His expectations, he said, are simple: You prepare, you compete, you’re selfless, and you have fun.
Thomson said there’s a “different level of intensity” when the regular season starts, “so I’m making sure they stay calm.”
Like their manager.
8. Andrew Painter recovers and shows his minor-league dominance wasn’t a fluke.
Painter is the Phillies’ young pitching phenom, a 6-foot-7, 215-pound righthander who down the road figures to be their ace.
Early in spring training, he made his first start. The next day, he had a “tender elbow” and a litany of tests showed he has a sprained ulnar collateral ligament.
The Phils will be careful with him, which means Falter has become the probable fifth starter. But Painter, provided he doesn’t have any setbacks, could be here at some point this season.
He could be the team’s “ace in the hole.”
Painter was dominant on three minor-league levels last year, his first full season. He reached double-A Reading and earned MLB Pipeline’s Pitching Prospect of the Year. He struck out 13.5 batters per nine innings in 2022.
Thanks to his size, stuff, command, and four-pitch mix, he is regarded as a future major-league star.
That process may even start this season.
9. Kyle Schwarber benefits greatly from the no-shift rule and having Turner get on base in front of him.
Schwarber batted just .218 in 2022 and had numerous would-be hits taken away by the shift. With the shift gone, his average should increase.
That will also help raise his RBI total. So will this: Schwarber will probably bat No. 2 most of the time, not leadoff like last season.
Hence, more of his would-be solo homers will be two-run shots with Turner batting ahead of him.
Schwarber slammed a league-leading 46 homers last year, including 31 solo shots, and had 94 RBIs. Turner has a .355 career on-base percentage, and that should enable Schwarber to knock in more runs.
In spring training, Thomson was leaning toward batting Turner leadoff and Schwarber No. 2.
10. The up-the-middle defense – catcher Realmuto, middle-infielders Turner and Stott, and centerfielder Brandon Marsh- is improved.
Having Marsh for a full season will help the defense. Ditto having Turner and Stott as the middle infielders. Both are very athletic, and that is extra important this season because of the no-shift rule.
As for Realmuto, he remains the league’s best defensive catcher.
When the Phils were in their heyday from 2007-11, they were solid up the middle on defense. (See Shane Victorino/Aaron Rowand, Jimmy Rollins, Chase Utley and Carlos Ruiz.) The same is true with today’s team.

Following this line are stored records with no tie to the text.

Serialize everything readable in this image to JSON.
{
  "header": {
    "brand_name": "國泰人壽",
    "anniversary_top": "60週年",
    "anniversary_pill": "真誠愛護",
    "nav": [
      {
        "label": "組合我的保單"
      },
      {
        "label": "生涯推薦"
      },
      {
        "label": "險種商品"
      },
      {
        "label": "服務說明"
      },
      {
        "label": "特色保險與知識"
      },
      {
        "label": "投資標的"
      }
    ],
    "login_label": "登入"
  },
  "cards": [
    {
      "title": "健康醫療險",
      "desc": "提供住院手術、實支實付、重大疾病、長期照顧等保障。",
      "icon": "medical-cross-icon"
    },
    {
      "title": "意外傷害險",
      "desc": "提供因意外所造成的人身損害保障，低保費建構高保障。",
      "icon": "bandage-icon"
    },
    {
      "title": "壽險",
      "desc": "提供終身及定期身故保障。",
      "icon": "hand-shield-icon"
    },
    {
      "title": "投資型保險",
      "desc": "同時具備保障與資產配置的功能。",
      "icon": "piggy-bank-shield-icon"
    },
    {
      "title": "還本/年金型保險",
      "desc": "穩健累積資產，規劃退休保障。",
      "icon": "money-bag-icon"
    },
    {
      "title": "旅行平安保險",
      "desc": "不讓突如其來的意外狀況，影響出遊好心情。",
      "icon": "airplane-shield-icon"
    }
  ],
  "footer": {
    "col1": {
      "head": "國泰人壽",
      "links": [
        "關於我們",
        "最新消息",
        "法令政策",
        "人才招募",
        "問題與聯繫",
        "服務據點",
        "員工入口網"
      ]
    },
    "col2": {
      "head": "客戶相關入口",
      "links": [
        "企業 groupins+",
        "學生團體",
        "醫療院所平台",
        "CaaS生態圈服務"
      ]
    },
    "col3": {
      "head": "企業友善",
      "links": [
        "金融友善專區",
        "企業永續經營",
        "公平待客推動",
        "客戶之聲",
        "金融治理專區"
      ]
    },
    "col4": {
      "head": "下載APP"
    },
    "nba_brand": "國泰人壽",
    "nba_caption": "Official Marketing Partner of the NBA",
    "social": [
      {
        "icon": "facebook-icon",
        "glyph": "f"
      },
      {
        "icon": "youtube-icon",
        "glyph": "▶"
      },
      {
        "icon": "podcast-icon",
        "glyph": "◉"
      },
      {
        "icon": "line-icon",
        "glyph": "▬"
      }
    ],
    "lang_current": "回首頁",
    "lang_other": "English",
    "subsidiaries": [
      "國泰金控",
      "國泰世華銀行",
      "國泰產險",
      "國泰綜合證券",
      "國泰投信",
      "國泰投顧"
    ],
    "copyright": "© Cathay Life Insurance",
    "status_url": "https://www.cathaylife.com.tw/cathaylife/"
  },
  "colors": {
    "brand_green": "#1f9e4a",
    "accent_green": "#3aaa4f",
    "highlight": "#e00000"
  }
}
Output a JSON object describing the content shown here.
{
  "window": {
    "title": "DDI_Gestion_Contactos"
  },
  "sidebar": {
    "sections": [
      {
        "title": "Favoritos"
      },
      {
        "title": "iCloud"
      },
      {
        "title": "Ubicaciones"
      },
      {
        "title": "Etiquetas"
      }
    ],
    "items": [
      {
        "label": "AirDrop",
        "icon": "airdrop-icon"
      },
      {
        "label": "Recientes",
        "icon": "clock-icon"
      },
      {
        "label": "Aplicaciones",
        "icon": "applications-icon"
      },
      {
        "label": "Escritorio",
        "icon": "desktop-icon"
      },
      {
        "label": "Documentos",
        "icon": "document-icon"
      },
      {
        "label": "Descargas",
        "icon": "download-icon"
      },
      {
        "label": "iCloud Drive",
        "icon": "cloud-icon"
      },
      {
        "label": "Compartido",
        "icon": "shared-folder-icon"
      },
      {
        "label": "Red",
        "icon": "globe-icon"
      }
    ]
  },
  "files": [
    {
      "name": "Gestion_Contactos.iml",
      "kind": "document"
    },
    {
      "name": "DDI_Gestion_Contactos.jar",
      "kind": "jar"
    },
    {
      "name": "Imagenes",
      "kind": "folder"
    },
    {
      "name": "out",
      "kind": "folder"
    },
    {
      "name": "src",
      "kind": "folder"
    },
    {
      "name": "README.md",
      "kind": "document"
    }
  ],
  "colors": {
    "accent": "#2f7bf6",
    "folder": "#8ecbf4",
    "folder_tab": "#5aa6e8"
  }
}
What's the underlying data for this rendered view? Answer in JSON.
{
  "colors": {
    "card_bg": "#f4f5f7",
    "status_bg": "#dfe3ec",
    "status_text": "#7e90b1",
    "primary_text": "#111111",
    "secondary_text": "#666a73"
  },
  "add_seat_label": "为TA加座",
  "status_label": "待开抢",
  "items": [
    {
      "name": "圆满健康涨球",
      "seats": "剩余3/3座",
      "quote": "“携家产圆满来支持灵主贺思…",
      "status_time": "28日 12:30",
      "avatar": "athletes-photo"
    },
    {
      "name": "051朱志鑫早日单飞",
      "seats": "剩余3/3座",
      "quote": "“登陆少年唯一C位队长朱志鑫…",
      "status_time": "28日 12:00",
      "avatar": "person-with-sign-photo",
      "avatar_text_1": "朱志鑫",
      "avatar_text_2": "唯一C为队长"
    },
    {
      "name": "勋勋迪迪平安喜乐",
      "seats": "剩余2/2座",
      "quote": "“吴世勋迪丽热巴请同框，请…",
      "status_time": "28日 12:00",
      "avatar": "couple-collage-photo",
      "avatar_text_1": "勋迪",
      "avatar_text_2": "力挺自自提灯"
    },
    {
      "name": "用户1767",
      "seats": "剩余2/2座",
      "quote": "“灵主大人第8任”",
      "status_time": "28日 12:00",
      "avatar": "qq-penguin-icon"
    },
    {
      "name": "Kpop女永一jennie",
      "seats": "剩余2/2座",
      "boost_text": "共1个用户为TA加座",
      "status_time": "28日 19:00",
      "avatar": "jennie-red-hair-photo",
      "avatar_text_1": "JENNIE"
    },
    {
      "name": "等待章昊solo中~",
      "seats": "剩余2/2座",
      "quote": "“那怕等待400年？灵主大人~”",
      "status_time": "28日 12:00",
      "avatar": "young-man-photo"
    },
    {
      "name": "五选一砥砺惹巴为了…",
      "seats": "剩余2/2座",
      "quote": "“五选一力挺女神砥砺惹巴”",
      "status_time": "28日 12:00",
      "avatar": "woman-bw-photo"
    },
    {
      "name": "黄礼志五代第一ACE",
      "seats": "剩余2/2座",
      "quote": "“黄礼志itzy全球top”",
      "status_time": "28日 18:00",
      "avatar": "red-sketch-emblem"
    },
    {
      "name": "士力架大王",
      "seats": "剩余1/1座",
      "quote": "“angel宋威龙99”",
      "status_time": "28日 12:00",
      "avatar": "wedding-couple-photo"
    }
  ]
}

On the flip side, the Phils have questions about their corner infield defense, which consists of third baseman Bohm and probable first baseman Hall. Bohm, however, made great defensive strides in the second half of last year. The corner outfield defense is also a question, though right fielder Castellanos made some remarkable plays in the postseason.
The 2023 Phillies aren’t perfect, but off-season additions should help them overcome their deficiencies.